This tragedy took a terrible toll on Reed. Those who survived vowed to never let it happen again—in part by trying, as far as possible, to maintain the political neutrality of the college.

Waskow

English professor Howard Waskow received tenure, but left Reed in frustration.

Levich never forgot the lessons of the Moore affair. It took him a few years to figure out what he termed “the privacies of Reed life”—exactly who and what made the college tick. Over time, Levich became convinced that the true calling of a Reed professor was not only to teach, but also to protect the college from forces that could destroy it. In particular, he believed that it was the faculty’s duty to defend Reed’s academic program—one that was rigorous, traditional, and clearly demarcated from politics.

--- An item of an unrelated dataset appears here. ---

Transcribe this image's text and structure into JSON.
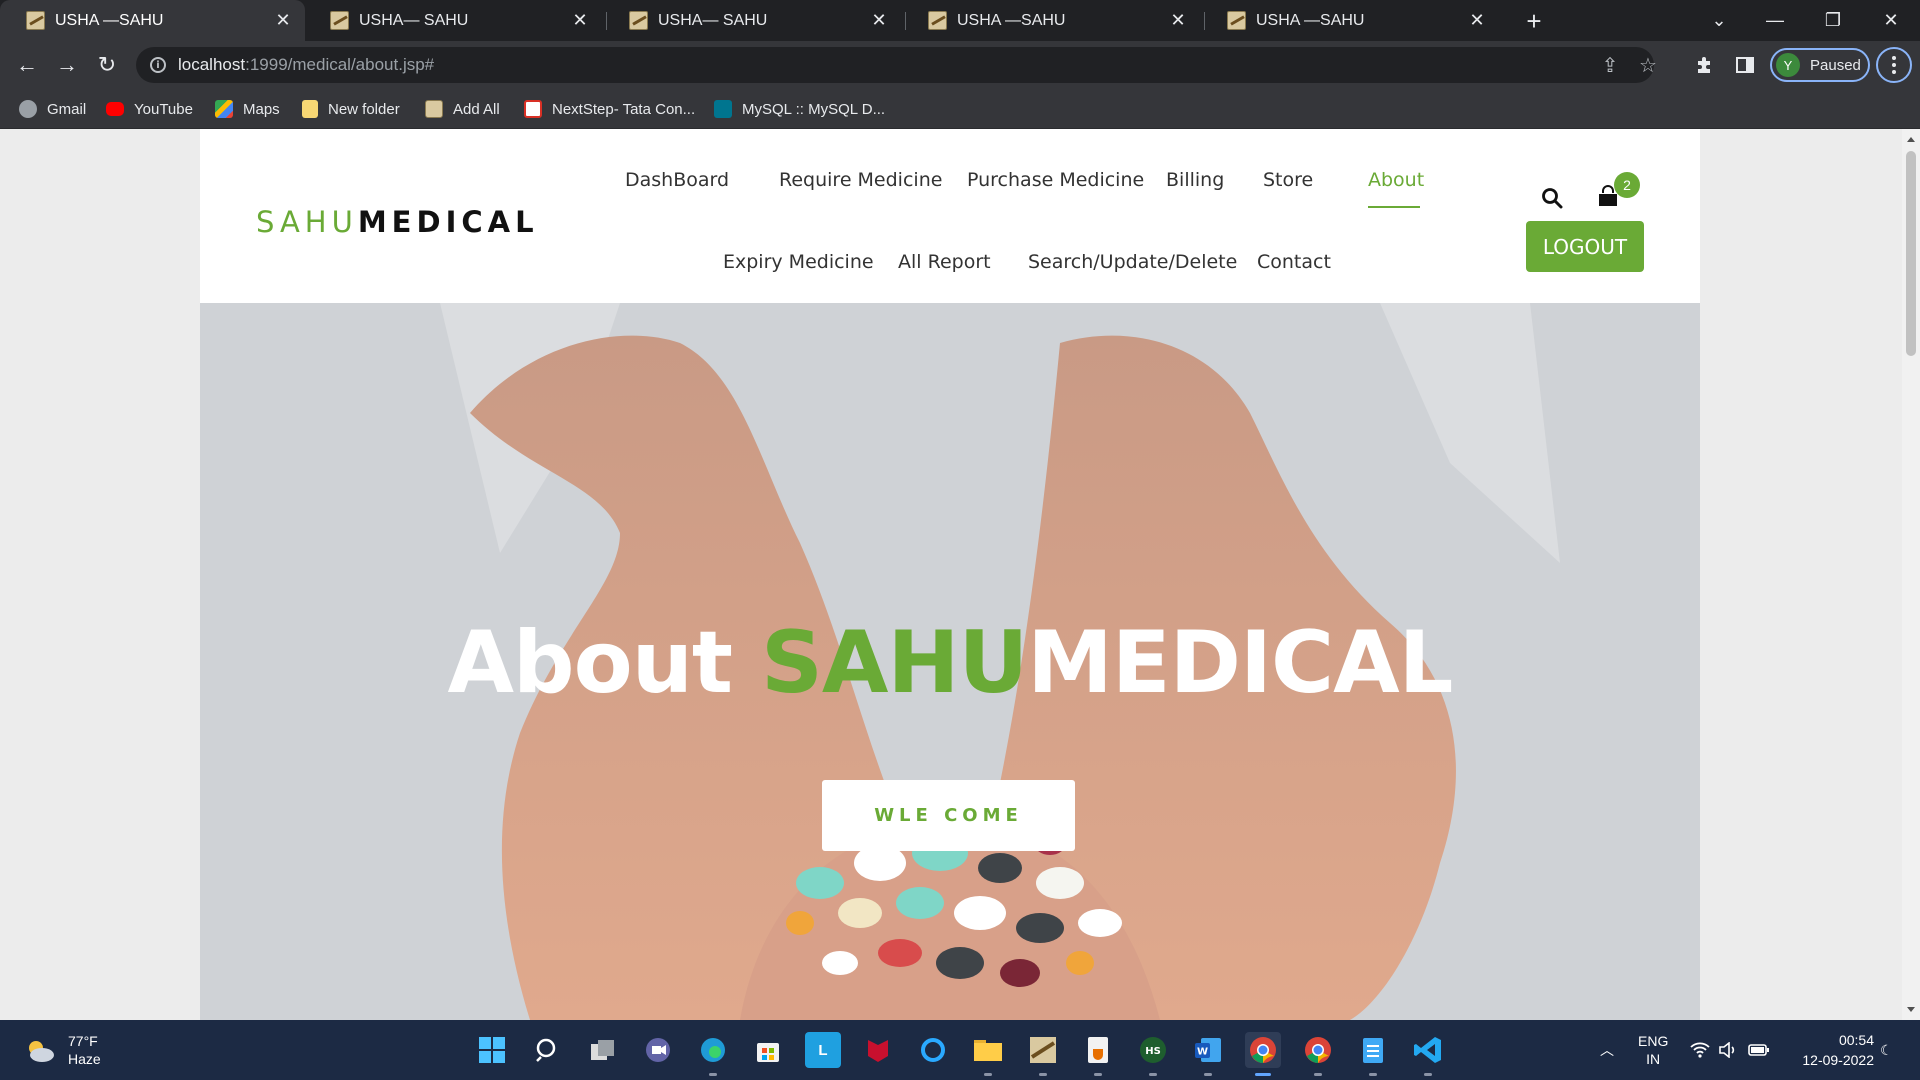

But in the late 1960s, neither the Young Turks nor their student protégés were familiar with this background. They just considered Reed an insular place, where students were immersed in a dusty curriculum that had little bearing on their lives. The war in Vietnam was raging. The civil rights movement was well underway. Astronauts had taken their first steps on the moon. The call of the outside world was deafening, as was the call to some undefined larger purpose. “I came in with a life inquiry: how do I make a difference?” Dearborn recalls. “The school didn’t seem to have much to offer someone like me, as it turned out.”

Dearborn was not the only student expressing such concerns. “I feel there is not a great community feeling at Reed because Reed does not offer individuals an opportunity to really be alive,” student Peter Shefler wrote in a 1968 Quest article. “I’d like to see Reed change from a place of petty constraints and official inhibitions to a place where there are people and warmth and love and life.”

For these students, the Young Turks were an important source of guidance and affirmation. Dearborn recalls Kirk Thompson as the one who “taught me how to think and write, how to analyze and sequence, and he did it with extraordinary care. I felt respected and challenged and supported by him.” She says of Howard Waskow, “He was a person who evoked enormous inquiry of the heart and mind simultaneously,” and of the Young Turks collectively, “Each of these guys had qualities of heart and mind that invited my wholeness to come forward, whereas in the presence of people like Levich, I just kept my mouth shut.”

Levich may have intimidated some students, but he inspired many others. “I had more than a few outstand­ing teachers at Reed,” Tom Shapiro ’63 recently wrote to the college. “None is more memorable or had a more lasting influence on my ability to think logically, analyze an argument and reason to a justifiable conclusion, than Mr. Levich. After 50 years, the Humanities 11. . . and Mr. Levich remain in my memory the definition of my freshman year at Reed.” In 1969, Levich was named one of the top ten scholar-teachers in the country by the Danforth Foundation.

The Young Turks tried their best to shake things up. Drukman introduced Reed to the Free Speech Movement. Waskow taught Upward Bound classes on campus in the summers. They got the faculty to pass an unprecedented resolution protesting police presence at UC Berkeley. But after a while, they began to believe the Old Guard was threatened by their efforts.

reed magazine logoWinter 2009